▸ **WORK REQUIRED**
Could you restate every record below word for word?

▸ **GIVEN INFORMATION**
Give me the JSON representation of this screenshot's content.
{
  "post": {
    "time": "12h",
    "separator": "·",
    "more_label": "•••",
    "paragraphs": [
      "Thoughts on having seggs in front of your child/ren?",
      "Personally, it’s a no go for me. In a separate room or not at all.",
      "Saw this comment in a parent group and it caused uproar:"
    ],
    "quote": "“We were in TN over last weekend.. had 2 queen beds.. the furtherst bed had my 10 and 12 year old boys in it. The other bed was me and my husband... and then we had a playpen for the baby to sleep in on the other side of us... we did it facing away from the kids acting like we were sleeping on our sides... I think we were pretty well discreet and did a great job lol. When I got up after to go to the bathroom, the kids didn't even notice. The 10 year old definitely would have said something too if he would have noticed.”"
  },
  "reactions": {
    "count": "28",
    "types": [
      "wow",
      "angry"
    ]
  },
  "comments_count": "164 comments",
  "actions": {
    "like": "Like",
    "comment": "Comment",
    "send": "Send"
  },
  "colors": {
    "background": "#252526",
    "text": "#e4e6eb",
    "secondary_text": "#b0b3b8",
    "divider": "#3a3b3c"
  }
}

▸ **COMPLETED EXERCISE**
Give me the JSON representation of this screenshot's content.
{
  "post": {
    "time": "12h",
    "separator": "·",
    "more_label": "•••",
    "paragraphs": [
      "Thoughts on having seggs in front of your child/ren?",
      "Personally, it’s a no go for me. In a separate room or not at all.",
      "Saw this comment in a parent group and it caused uproar:"
    ],
    "quote": "“We were in TN over last weekend.. had 2 queen beds.. the furtherst bed had my 10 and 12 year old boys in it. The other bed was me and my husband... and then we had a playpen for the baby to sleep in on the other side of us... we did it facing away from the kids acting like we were sleeping on our sides... I think we were pretty well discreet and did a great job lol. When I got up after to go to the bathroom, the kids didn't even notice. The 10 year old definitely would have said something too if he would have noticed.”"
  },
  "reactions": {
    "count": "28",
    "types": [
      "wow",
      "angry"
    ]
  },
  "comments_count": "164 comments",
  "actions": {
    "like": "Like",
    "comment": "Comment",
    "send": "Send"
  },
  "colors": {
    "background": "#252526",
    "text": "#e4e6eb",
    "secondary_text": "#b0b3b8",
    "divider": "#3a3b3c"
  }
}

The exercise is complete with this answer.